Instead, you could use the languages as the top level identifier. I found the approach I show here works best, because the strings for the different languages appear together. That doesn’t just help understanding the meaning of the strings, but makes it easy to add, edit and remove strings too. The important thing here is to organize strings across multiple files using the same approach. That way you can copy code snippets between templates without having to adjust them for different data structures.

We use the menu data defined above like this:

{% assign nav_language = page.collection | default: site.language_default %}
{% assign menu_items = site.data.header.menu_items.[nav_language] %}
{% unless menu_items %}
  {% assign menu_items = site.data.header.menu_items.[site.language_default] %}
{% endunless %}

And we can now iterate through the menu items like you would with any liquid array:

{% for item in menu_items %}
  <li>
    <a href="{{ item.path }}">{{ item.label }}</a>
  </li>
{% endfor %}

Language-specific blog feeds

Because we store all content for one language a collection, we can’t use the posts collection that Jekyll adds by default. To create a blog archive for a language, we assign all documents in that page’s language in a variable documents, then iterate through that array.

1. Dynamically accessing all documents in a collection

I’ve done countless internet searches like ‘jekyll how to dynamically get documents in collection’. For some reason my memory fails to accept that this is the right syntax. It’s straightforward, though—this is how:

{% assign documents = site[page.collection] %}

2. Iterating through the documents and only showing posts

With all the documents in the current archive page’s language stored in the documents variable, we can now iterate through that array. We only have to filter for the type of page; we only want the posts and not the pages. We could filter for the page’s layout, but there may be multiple post layouts in use. So instead, we simply filter for a string in the document paths:

{% for document in documents %}
  {% if document.path contains "/posts/" %}
    {% comment %} Post preview stuff here {% endcomment %}
  {% endif %}
{% endfor %}

Multilingual 404 Page

With Jekyll we can only define one 404 page for all languages. Because of that, the translations for that page work a bit differently. We add copy in all supported languages to the 404 page’s front matter. Then using JavaScript and the browser’s locale, we guess what language is best shown. The <noscript> fallback simply shows text all languages.

Drafts

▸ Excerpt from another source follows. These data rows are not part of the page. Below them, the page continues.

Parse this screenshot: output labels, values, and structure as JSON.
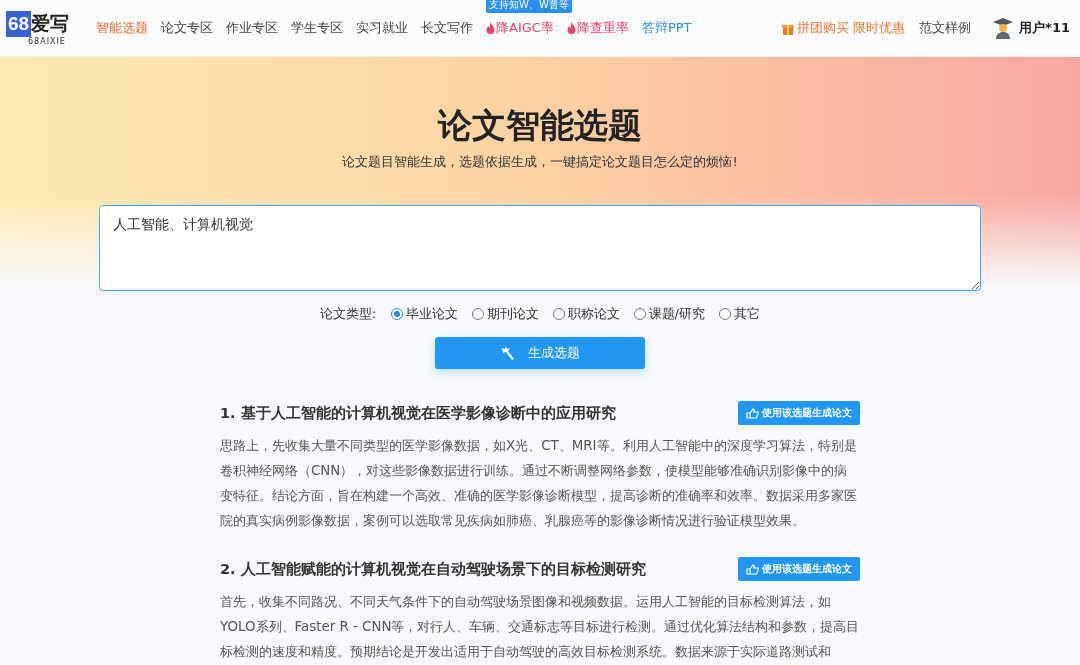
{
  "logo": {
    "mark": "68",
    "name": "爱写",
    "sub": "68AIXIE"
  },
  "nav": [
    {
      "label": "智能选题",
      "selected": true,
      "kind": "plain"
    },
    {
      "label": "论文专区",
      "selected": false,
      "kind": "plain"
    },
    {
      "label": "作业专区",
      "selected": false,
      "kind": "plain"
    },
    {
      "label": "学生专区",
      "selected": false,
      "kind": "plain"
    },
    {
      "label": "实习就业",
      "selected": false,
      "kind": "plain"
    },
    {
      "label": "长文写作",
      "selected": false,
      "kind": "plain"
    },
    {
      "label": "降AIGC率",
      "selected": false,
      "kind": "hot",
      "badge": "支持知W、W普等"
    },
    {
      "label": "降查重率",
      "selected": false,
      "kind": "hot"
    },
    {
      "label": "答辩PPT",
      "selected": false,
      "kind": "accent"
    }
  ],
  "promo": "拼团购买 限时优惠",
  "samples": "范文样例",
  "user": "用户*11",
  "title": "论文智能选题",
  "subtitle": "论文题目智能生成，选题依据生成，一键搞定论文题目怎么定的烦恼!",
  "topic_input": {
    "value": "人工智能、计算机视觉"
  },
  "paper_type": {
    "label": "论文类型:",
    "options": [
      {
        "label": "毕业论文",
        "selected": true
      },
      {
        "label": "期刊论文",
        "selected": false
      },
      {
        "label": "职称论文",
        "selected": false
      },
      {
        "label": "课题/研究",
        "selected": false
      },
      {
        "label": "其它",
        "selected": false
      }
    ]
  },
  "generate_button": "生成选题",
  "results": [
    {
      "title": "1. 基于人工智能的计算机视觉在医学影像诊断中的应用研究",
      "button": "使用该选题生成论文",
      "body": "思路上，先收集大量不同类型的医学影像数据，如X光、CT、MRI等。利用人工智能中的深度学习算法，特别是卷积神经网络（CNN），对这些影像数据进行训练。通过不断调整网络参数，使模型能够准确识别影像中的病变特征。结论方面，旨在构建一个高效、准确的医学影像诊断模型，提高诊断的准确率和效率。数据采用多家医院的真实病例影像数据，案例可以选取常见疾病如肺癌、乳腺癌等的影像诊断情况进行验证模型效果。"
    },
    {
      "title": "2. 人工智能赋能的计算机视觉在自动驾驶场景下的目标检测研究",
      "button": "使用该选题生成论文",
      "body": "首先，收集不同路况、不同天气条件下的自动驾驶场景图像和视频数据。运用人工智能的目标检测算法，如YOLO系列、Faster R - CNN等，对行人、车辆、交通标志等目标进行检测。通过优化算法结构和参数，提高目标检测的速度和精度。预期结论是开发出适用于自动驾驶的高效目标检测系统。数据来源于实际道路测试和"
    }
  ]
}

With collections, Jekyll requires you save drafts in a _drafts directory inside the collections directory. But we want content for a language in its own collection directory! So we’re not using _drafts at all and instead put unpublished: true in the front matter.

Conclusion

Using collections to add translation support to Jekyll works great for me. The solution above meets all requirements and there are no additional dependencies. The only issue I could see with it, is that I can’t use collections for other purposes anymore. Keeping my content organized by language, I would need nested collections, and I don’t think that’s supported. That said, I still don’t fully understand the purpose of Jekyll collections and therefore don’t mind not being able to apply them in a different way. After all, the quintessential example use of collections—collecting all pages written by one author—can easily be done with using an author tag in front matter and filtering documents based on that.

Finally a little warning: although the approach I present here is pretty easy, it can still be a lot of work to convert an existing site. After all, every piece of text appearing on the site needs to go through the language filter. If you’re building a new site that needs translations at a later stage, I recommend building that in from the start.